The Dark Side of Scrum?

In the last week I've seen a couple of blog posts that bemoan a codification of agile software development into rigid project management frameworks.  Both are interesting and caused me to reflect on our own adoption of agile - because to a fair extent we are doing exactly what these posts criticise.

The first such post is titled The Dark Side of Scrum.   Thomas Scranz asks why, if the first principle of the agile manifesto is that we value individuals and interactions over processes and tools, have people adopted Scrum as a dogmatic codified interpretation of agile?  I will note my thoughts in this post. (I hould clarify that we're not following Scrum per se; our process started nearer XP and has adopted some notions from Scrum and DSDM along the way).

Thomas first argues that with continuous integration and automated testing tools, we can move beyond fixed two-week time boxes to a faster and more flexible delivery cycle.  Well, that may be true for an organisation where agile…

Upgrades & integrating vendor software
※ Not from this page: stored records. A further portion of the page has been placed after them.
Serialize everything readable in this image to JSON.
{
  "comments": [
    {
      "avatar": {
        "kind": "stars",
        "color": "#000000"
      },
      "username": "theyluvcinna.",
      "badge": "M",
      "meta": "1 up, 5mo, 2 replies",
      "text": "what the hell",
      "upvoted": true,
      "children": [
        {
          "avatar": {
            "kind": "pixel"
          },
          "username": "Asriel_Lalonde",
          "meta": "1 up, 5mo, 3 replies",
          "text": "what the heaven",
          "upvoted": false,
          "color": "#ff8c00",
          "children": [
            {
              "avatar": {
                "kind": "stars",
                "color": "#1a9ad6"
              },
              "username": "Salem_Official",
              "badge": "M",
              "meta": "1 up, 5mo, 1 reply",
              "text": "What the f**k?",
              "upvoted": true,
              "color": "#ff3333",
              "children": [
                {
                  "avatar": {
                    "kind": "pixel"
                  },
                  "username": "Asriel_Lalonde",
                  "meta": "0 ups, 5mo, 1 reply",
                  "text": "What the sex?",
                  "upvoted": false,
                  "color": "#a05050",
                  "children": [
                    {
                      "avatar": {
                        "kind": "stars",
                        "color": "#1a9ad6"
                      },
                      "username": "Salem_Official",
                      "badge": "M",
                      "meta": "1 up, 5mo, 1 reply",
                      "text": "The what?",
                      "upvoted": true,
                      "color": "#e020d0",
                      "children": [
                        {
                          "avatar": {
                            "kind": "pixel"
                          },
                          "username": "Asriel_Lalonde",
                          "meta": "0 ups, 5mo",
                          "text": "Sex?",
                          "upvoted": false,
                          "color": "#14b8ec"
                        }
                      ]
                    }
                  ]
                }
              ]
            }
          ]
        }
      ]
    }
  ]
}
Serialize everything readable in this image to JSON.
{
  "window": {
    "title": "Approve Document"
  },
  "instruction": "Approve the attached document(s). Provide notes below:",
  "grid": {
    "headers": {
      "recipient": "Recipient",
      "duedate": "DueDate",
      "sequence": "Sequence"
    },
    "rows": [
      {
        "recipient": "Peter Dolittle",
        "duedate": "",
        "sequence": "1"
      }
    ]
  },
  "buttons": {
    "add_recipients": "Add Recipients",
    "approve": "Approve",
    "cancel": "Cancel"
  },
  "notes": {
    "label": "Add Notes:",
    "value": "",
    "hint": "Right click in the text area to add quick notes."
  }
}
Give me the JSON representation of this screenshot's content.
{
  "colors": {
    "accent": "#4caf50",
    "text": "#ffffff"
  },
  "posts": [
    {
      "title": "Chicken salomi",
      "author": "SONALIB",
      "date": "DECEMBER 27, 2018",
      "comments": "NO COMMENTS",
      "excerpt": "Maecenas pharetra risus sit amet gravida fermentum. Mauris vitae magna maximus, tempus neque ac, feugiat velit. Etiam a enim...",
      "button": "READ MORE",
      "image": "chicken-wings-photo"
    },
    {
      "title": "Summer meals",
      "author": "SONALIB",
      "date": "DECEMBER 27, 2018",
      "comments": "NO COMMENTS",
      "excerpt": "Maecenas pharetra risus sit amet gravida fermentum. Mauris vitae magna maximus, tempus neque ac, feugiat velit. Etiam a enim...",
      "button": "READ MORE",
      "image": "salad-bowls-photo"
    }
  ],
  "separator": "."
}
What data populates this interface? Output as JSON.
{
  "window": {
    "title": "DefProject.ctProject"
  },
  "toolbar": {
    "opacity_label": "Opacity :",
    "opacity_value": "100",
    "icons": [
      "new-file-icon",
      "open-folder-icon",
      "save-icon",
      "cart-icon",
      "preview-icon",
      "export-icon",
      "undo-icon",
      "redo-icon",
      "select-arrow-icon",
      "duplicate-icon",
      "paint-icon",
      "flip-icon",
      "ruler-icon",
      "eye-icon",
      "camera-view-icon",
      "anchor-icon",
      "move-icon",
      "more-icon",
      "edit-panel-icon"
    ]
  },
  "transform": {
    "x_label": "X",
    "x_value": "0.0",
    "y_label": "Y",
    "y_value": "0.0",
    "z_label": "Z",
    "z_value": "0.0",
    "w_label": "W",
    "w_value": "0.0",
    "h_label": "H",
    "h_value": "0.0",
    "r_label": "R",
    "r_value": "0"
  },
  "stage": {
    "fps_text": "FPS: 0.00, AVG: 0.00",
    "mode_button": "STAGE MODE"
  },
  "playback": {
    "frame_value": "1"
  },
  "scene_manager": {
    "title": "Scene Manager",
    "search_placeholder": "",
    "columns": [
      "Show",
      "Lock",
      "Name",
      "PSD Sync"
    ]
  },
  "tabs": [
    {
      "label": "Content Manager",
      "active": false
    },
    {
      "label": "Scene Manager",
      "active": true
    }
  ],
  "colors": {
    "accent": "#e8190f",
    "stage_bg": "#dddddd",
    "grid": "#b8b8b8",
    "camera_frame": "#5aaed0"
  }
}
The last month we seem to have spent a lot of time dealing with projects to upgrade various  systems.  We run a large number of such systems, covering everything from virtual learning environments and wikis to student record systems and timetabling, and also encompassing underlying middleware software.  I say "vendor systems" but some of these are open-source projects maintained by a global community.  Others are traditional vendors, ranging from large multi-national corporations to niche vendors of HE products.

We have encountered problems with a number of systems, from various sources.    Some of these have been bugs in the third-party software.  I won't name the systems, nor even say what functions they perform, as I don't want to bring any particular vendor into disrepute.  Other issues have turned out to be caused by mistakes in our own systems.  In one failed upgrade, we kept the existing system running on one site while we upgraded the system on the backup si…

Enterprise Architecture at York

Friday last week was a bit different from the usual, as I went down to York to sit on an interview panel.  York are recruiting a full-time Enterprise Architect (similar to the post that Nikki Rogers holds at Bristol) with responsibility for shaping the whole contribution of IT to the university's business and my role was to provide an external point of view.  I was very interested to learn more about their plans and to compare the architecture situation at York with our own experience.

Each of the candidates had to start their day with a ten-minute presentation about how they would persuade senior managers of the benefits of enterprise architecture.  These presentations were interesting in themselves and I may borrow one or two of the ideas put forward. 

Obviously I can't say much about the interviews themselves, but I will say that this is hard role to fill. The ideal candidate would have a breadth of IT experience, ability to engage confidently with senior managers, excellen…